Work order: Scan the listing below and copy every line holding "porta".
----
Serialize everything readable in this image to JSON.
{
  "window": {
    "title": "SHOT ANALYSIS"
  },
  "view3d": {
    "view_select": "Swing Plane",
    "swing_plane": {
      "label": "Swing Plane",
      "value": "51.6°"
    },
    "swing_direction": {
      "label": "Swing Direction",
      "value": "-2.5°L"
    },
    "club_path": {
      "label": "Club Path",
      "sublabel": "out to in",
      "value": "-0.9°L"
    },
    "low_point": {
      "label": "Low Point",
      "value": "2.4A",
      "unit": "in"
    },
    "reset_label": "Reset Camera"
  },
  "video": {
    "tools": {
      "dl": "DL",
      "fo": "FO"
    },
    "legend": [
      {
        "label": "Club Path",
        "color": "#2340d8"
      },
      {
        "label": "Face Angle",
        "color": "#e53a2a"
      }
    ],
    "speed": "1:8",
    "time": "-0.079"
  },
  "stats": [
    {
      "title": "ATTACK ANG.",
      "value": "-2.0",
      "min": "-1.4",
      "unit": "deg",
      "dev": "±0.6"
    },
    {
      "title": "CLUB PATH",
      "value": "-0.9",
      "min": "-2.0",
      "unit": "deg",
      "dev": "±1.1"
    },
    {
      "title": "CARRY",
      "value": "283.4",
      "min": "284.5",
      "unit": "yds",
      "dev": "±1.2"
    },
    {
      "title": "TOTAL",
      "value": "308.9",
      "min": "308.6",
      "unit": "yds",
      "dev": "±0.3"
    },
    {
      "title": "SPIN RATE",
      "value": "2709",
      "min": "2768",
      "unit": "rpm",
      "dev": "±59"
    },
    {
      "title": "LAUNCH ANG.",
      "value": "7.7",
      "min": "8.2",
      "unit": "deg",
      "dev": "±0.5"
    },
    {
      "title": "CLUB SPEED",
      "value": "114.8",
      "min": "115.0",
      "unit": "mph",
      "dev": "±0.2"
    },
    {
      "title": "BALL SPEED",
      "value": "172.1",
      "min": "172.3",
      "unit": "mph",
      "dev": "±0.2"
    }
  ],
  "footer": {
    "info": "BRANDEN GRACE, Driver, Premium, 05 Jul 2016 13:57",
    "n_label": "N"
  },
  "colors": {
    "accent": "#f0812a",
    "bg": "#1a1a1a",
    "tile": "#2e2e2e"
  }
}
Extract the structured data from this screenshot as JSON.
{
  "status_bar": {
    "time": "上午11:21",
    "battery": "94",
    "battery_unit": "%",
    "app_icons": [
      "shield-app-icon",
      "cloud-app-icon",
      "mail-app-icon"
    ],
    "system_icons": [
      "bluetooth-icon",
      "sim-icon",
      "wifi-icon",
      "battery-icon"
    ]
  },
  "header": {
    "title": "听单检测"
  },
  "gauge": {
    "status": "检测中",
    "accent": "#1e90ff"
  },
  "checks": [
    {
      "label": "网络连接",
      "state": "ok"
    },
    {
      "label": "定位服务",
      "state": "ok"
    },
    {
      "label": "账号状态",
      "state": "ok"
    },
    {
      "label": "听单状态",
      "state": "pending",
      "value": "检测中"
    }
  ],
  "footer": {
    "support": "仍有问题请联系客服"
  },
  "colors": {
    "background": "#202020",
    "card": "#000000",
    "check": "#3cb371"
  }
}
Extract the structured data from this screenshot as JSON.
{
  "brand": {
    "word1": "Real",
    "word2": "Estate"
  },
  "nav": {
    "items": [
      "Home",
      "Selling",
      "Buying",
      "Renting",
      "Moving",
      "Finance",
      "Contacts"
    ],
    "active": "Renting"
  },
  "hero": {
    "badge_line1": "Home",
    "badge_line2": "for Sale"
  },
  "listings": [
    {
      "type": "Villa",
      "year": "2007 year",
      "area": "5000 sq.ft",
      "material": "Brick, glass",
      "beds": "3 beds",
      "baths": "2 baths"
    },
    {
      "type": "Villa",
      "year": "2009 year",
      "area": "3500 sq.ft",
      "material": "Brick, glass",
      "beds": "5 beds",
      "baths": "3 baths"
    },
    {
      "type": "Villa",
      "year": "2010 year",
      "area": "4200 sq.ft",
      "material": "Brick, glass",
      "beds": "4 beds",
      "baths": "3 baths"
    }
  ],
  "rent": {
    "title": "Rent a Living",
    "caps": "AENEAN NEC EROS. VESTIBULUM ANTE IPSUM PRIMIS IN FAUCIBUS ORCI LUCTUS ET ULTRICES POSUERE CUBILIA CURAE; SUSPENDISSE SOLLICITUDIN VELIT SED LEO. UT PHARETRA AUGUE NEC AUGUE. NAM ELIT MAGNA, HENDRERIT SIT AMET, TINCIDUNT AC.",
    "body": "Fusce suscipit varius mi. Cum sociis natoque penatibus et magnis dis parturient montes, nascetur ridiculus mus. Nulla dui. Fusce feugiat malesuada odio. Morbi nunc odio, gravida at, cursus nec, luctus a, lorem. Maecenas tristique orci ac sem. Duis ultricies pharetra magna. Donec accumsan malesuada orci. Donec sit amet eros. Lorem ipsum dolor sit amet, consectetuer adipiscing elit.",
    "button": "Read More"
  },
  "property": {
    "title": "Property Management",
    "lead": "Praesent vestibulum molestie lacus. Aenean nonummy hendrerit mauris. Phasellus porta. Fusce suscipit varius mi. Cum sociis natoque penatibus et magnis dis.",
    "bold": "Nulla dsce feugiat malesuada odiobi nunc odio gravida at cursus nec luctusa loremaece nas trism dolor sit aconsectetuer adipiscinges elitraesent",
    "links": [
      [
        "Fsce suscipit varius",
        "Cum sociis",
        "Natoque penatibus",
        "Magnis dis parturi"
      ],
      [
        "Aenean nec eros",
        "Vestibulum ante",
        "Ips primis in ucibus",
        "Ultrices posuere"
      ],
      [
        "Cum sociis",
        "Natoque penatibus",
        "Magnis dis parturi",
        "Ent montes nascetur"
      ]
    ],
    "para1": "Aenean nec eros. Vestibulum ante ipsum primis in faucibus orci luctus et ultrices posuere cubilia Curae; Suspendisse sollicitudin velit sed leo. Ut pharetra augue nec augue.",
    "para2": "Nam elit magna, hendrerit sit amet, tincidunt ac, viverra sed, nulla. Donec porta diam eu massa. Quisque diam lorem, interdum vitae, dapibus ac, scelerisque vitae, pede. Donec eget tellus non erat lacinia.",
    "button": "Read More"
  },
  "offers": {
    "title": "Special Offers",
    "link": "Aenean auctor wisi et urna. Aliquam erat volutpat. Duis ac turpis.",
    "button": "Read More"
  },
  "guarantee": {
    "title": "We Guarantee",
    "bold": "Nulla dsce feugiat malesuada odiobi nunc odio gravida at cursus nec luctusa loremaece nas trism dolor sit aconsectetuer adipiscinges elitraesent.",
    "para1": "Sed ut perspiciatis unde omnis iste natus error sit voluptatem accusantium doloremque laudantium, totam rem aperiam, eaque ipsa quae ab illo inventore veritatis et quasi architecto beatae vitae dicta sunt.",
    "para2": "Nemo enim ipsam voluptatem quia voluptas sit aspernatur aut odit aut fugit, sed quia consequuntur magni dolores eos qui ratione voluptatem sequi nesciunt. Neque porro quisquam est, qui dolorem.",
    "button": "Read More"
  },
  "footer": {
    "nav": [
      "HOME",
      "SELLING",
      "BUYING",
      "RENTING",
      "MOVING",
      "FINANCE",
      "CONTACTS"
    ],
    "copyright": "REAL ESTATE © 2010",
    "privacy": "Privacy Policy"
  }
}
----
Written solution:
    "lead": "Praesent vestibulum molestie lacus. Aenean nonummy hendrerit mauris. Phasellus porta. Fusce suscipit varius mi. Cum sociis natoque penatibus et magnis dis.",
    "para2": "Nam elit magna, hendrerit sit amet, tincidunt ac, viverra sed, nulla. Donec porta diam eu massa. Quisque diam lorem, interdum vitae, dapibus ac, scelerisque vitae, pede. Donec eget tellus non erat lacinia.",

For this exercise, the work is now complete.